Python's strftime directives

Note: Examples are based on datetime.datetime(2013, 12, 25, 17, 15, 30)

Code Meaning Example
%a Weekday as locale’s abbreviated name. Wed
%A Weekday as locale’s full name. Wednesday
%w Weekday as a decimal number, where 0 is Sunday and 6 is Saturday. 3
%d Day of the month as a zero-padded decimal number. 25
%b Month as locale’s abbreviated name. Dec
%B Month as locale’s full name. December
%m Month as a zero-padded decimal number. 12
%y Year without century as a zero-padded decimal number. 13
%Y Year with century as a decimal number. 2013
%H Hour (24-hour clock) as a zero-padded decimal number. 17
%I Hour (12-hour clock) as a zero-padded decimal number. 05
%p Locale’s equivalent of either AM or PM. PM
%M Minute as a zero-padded decimal number. 15
%S Second as a zero-padded decimal number. 30
%f Microsecond as a decimal number, zero-padded on the left. 000000
%z UTC offset in the form +HHMM or -HHMM (empty string if the the object is naive).
%Z Time zone name (empty string if the object is naive).
%j Day of the year as a zero-padded decimal number. 359
%U Week number of the year (Sunday as the first day of the week) as a zero padded decimal number.

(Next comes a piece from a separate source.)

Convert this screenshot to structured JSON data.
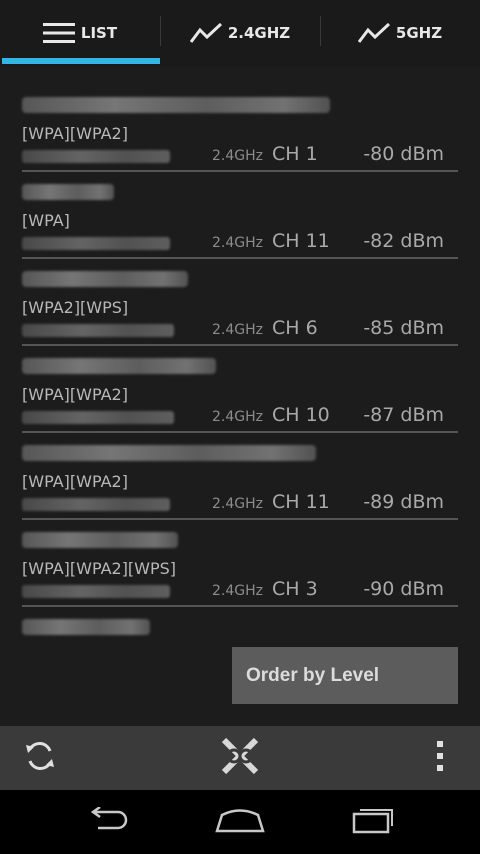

All days in a new year preceding the first Sunday are considered to be in week 0. 51
%W Week number of the year (Monday as the first day of the week) as a decimal number. All days in a new year preceding the first Monday are considered to be in week 0. 51
%c Locale’s appropriate date and time representation. Wed Dec 25 17:15:30 2013
%x Locale’s appropriate date representation. 12/25/13
%X Locale’s appropriate time representation. 17:15:30
%% A literal '%' character. %

Source: Python’s strftime documentation.

Why? I need to use Python’s strftime rarely enough that I can’t remember it off the top of my head and never bookmark it but often enough to be annoyed with having to Google “python strftime” and then find the table above in the Python documentation. So I decided to put this reference page up.

Who? This was slapped together on a whim by Will McCutchen, who is just slouching on the shoulders of the awesome Python documentation team. The source code is on Github and pull requests are welcome!

When? Last updated 2014-04-21.

Fork me on GitHub